• [WHAT TO WORK ON]: Work out how many lines in the data below contain the string "payload", and reply with that figure alone.

[Dataset rows for apps and sites]
[Start of section]

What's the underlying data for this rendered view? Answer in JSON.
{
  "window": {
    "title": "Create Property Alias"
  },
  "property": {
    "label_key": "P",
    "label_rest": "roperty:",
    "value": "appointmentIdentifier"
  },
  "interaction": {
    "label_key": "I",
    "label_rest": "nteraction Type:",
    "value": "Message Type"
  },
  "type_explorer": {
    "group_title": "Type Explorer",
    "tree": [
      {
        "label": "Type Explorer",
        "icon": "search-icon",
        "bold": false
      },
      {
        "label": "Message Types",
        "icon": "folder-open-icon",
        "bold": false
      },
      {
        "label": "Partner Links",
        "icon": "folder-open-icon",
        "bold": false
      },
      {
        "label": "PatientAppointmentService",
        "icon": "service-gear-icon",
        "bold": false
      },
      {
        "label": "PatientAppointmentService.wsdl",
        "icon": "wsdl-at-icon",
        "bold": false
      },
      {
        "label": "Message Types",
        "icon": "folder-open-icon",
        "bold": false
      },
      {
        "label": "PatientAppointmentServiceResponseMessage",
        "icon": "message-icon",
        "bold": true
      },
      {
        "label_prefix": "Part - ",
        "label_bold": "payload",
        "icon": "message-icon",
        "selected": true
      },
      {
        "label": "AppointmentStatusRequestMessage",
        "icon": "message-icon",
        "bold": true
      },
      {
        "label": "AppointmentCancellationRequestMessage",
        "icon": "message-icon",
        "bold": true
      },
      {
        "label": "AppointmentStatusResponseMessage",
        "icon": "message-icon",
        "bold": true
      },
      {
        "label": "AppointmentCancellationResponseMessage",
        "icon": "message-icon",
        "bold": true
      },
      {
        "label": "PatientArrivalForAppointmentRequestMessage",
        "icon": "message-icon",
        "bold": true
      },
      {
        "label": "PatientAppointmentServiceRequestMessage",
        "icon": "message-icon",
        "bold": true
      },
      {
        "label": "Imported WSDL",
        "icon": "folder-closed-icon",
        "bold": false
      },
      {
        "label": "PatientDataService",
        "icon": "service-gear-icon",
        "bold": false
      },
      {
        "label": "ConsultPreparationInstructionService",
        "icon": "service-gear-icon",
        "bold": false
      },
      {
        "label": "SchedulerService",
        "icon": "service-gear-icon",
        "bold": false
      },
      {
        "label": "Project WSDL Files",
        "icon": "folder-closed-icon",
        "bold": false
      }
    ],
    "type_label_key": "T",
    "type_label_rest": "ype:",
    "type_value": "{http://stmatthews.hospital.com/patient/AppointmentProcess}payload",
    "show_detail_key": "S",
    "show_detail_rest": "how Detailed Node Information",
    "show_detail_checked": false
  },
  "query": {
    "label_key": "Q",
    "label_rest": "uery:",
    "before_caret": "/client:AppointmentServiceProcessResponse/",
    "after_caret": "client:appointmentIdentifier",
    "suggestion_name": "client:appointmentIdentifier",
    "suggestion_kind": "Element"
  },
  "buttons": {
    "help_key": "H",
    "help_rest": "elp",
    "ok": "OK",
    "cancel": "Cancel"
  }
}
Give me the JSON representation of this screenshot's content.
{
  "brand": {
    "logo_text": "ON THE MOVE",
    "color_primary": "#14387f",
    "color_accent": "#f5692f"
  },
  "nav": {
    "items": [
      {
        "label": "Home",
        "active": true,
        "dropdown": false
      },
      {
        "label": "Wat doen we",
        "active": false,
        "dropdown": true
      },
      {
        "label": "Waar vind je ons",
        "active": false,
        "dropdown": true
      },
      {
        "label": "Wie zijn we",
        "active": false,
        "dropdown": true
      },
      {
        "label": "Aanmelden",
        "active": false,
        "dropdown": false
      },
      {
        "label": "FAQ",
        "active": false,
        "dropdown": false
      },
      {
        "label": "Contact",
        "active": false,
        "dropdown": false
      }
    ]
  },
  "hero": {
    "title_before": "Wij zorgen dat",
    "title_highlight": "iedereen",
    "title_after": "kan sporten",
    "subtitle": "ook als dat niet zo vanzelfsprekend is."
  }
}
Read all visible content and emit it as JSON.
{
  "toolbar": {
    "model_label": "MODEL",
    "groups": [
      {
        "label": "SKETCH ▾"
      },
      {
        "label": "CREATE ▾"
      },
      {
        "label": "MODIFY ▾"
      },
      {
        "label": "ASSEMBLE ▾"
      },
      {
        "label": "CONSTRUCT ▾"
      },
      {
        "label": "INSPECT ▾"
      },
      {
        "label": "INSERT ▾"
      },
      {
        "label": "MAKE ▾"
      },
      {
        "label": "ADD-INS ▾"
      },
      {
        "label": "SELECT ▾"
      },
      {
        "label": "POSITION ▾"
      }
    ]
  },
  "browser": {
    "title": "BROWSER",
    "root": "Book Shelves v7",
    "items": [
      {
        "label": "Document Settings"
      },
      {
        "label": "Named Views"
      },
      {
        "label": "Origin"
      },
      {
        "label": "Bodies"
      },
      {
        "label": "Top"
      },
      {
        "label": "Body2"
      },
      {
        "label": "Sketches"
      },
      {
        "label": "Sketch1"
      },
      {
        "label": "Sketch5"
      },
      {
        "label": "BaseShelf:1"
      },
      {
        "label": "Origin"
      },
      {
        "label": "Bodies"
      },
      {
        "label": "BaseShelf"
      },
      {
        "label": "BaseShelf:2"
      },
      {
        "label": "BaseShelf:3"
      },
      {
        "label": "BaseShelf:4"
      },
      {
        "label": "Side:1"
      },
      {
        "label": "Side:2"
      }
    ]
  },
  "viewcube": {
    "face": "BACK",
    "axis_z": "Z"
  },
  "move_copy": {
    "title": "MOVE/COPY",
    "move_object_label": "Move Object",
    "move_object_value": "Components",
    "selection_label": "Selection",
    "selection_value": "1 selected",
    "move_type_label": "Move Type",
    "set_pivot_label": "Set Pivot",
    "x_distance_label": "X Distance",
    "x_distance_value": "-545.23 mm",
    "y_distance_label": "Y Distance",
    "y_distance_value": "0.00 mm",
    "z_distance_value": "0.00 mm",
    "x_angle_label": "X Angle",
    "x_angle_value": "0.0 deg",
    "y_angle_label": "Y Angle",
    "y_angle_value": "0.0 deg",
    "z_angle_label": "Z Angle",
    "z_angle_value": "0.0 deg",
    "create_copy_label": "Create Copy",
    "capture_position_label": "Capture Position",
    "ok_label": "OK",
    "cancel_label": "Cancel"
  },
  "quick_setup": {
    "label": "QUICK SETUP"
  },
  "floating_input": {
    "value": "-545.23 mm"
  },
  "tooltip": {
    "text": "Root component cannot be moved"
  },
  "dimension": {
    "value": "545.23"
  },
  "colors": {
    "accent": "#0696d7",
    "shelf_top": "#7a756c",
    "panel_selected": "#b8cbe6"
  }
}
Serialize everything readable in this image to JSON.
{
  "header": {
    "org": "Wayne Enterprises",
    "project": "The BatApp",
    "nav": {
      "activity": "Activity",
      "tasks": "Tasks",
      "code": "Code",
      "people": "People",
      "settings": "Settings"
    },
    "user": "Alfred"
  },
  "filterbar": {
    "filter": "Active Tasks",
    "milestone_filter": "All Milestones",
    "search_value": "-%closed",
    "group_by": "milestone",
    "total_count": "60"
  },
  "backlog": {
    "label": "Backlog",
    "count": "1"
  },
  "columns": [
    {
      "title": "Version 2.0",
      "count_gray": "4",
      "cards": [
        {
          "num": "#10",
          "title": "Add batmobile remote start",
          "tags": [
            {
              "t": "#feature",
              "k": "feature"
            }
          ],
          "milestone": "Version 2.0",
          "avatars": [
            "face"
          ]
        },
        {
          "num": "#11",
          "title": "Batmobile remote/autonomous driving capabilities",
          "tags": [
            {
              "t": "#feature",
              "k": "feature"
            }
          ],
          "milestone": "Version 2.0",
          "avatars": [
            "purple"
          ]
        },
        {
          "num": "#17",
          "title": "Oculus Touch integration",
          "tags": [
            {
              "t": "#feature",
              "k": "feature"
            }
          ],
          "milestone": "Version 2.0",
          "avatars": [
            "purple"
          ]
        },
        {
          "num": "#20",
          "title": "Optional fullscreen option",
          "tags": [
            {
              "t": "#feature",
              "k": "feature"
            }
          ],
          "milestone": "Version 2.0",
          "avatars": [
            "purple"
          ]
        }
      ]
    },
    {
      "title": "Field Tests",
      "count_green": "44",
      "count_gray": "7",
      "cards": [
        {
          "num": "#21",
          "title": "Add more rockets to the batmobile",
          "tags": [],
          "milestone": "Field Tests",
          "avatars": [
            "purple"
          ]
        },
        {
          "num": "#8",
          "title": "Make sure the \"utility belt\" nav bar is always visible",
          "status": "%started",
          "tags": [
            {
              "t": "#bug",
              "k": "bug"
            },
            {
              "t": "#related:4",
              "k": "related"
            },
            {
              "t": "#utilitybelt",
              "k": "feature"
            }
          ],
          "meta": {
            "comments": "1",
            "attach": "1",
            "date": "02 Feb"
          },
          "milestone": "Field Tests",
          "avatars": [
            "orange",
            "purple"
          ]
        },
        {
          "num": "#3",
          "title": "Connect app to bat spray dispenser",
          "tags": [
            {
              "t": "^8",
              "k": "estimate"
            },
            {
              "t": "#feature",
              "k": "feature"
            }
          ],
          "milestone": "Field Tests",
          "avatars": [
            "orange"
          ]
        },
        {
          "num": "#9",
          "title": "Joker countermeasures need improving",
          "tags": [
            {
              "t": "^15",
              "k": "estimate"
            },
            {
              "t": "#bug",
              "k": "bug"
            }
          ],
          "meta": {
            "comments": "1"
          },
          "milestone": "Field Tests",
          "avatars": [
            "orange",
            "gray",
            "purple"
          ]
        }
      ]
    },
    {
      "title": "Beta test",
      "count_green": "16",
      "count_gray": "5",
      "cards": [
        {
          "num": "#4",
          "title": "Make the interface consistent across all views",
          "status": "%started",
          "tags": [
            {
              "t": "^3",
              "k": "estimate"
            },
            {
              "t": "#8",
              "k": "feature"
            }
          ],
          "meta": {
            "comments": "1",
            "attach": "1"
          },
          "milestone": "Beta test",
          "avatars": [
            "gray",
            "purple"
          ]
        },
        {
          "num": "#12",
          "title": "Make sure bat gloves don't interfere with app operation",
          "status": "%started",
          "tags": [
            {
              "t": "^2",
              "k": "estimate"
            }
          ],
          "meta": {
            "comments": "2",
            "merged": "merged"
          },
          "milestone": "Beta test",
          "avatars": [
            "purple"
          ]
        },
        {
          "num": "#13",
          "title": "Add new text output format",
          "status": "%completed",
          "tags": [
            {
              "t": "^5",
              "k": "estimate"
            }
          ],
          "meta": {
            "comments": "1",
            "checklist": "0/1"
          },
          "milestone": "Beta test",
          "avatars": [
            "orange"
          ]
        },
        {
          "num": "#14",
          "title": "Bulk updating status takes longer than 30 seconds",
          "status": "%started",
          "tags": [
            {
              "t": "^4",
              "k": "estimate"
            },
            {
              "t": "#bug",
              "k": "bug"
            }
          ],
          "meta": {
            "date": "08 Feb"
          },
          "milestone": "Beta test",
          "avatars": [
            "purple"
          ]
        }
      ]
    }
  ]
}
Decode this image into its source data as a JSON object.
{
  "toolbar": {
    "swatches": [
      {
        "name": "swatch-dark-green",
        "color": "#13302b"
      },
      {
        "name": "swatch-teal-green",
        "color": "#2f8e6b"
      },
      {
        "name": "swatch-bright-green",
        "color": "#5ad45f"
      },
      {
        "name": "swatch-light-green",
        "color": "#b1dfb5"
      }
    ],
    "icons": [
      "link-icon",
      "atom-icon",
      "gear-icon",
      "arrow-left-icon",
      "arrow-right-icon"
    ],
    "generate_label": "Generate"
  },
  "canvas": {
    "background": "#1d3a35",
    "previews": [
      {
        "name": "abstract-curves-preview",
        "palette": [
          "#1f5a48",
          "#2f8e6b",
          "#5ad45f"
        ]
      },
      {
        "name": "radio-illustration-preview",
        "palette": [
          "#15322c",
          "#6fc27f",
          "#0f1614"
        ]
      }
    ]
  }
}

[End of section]

• [TASK RESULT]: 2